Tuesday, February 15, 2011

No Such Thing as a Cute Drunk, Especially In A Band

You go to the store and the clerk obviously has been drinking. He makes mistakes on register, drops your soda, making it spew when you open it, and smashes the bag of chips you bought while bagging them. And this is not the first time either. Do you keep stopping there, or do you go a little further down the road to the next store?

Most of us would go on down the road, and wonder how the guy keeps his job. Most jobs do not allow such behavior. But there seems to be an exception to the rule, and it is the music business.

We have all seen it. The band drinking on stage, or taking turns leaving the stage, coming back just a little more happier than before. And many of us have seen bands that have gotten smashed – flubbing rifts, stumbling and forgetting words. How many times do you go to see that band that continually does it?
Yes, it is an 'accepted' habit among the bands. The venues allow it, and some even 'pay' the bands with food and drink. But does it make good business sense?

Bands and musicians need to wake up. Yes, your music IS a business. People pay good money to see you, whether they pay a cover charge, buy a ticket, or simply spend money of dinner and drinks, they are still paying. It is your job to give them their moneys worth. Venues need to wake up as well. Pay the bands in cash, not drinks. Do you allow your kitchen help or wait staff drink on the job? Why then, do you allow the band?

Many bands dream of 'making it big'. Well, making it involves hard work and having the “right person” see you perform. Every time you are on stage, no matter where you are, you never know if that “right person” is sitting there watching you. And if you think seeing you suck down a beer is going to get you a contract, think again.

All musicians need to treat every gig like it is an audition. Every member needs to be on their game at all times, from the support staff to the front-man. Front-men especially, for you carry the added responsibility of setting the image the band projects.

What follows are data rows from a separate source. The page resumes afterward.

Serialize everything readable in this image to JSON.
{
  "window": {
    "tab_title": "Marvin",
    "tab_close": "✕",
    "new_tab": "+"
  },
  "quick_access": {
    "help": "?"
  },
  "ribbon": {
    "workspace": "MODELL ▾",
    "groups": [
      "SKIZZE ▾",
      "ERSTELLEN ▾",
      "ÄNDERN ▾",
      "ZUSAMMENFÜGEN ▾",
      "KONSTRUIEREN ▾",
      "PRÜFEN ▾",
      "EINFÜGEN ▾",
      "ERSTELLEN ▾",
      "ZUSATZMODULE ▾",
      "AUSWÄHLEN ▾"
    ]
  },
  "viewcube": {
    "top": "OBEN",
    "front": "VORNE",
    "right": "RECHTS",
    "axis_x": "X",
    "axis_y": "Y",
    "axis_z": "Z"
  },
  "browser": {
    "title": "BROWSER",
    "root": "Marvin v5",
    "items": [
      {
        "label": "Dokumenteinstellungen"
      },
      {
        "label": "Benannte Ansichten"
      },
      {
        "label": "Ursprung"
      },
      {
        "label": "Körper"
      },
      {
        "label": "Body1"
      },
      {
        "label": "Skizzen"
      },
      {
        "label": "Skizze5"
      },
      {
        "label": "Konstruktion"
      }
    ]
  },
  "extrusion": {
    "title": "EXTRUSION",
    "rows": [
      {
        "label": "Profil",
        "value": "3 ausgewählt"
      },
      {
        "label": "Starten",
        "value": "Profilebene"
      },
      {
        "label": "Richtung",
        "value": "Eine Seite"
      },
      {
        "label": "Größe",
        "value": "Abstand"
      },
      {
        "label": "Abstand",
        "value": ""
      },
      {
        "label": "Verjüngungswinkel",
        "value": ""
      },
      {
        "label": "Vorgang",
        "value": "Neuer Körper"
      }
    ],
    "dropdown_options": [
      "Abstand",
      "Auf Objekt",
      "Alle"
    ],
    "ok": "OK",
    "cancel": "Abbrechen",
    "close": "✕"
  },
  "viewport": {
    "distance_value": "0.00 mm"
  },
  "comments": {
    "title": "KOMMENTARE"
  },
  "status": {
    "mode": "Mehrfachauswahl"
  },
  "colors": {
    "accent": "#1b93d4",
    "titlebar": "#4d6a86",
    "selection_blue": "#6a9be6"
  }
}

If you are happy to just play the local pub, then have a ball, get drunk and keep doing whatever it is you do, a year from now, you might still be there. But if you are a serious musician, and want more than that, then it is time you take the business seriously and treat it as such. Scouts are everywhere, and they are looking to invest in music, otherwise they would just by stock in Jim Beam or Budweiser.

Just my rant - what is your thoughts? Later - Renagade


Dede said...

I have often wondered why no one has taken the time to explain to members of a band, that getting "happier"/ drunk is not going to get you a contract, just a hang over. Never could figure it out that I can't drink at my job, where is it written that band members can.


Gypsy Trading Company said...

Amen. I agree... having worked in the bar business, been a bouncer and dealt with the many drunks on hand during that time, only 3 of the bands that played our circuit made the cut, Alice n Chains, Soundgarden and Mother love bone. However, having said that, as soon as that cut was made, it was on to the drinking, and or other things that made them happier. It is a sad business, all the way around, it's been practiced in the music world since long before the 60s, and we have lost many a talented musician to this. Unfortunate but true, and although I commend you on the post and agree wholeheartedly, I doubt one will pay attention.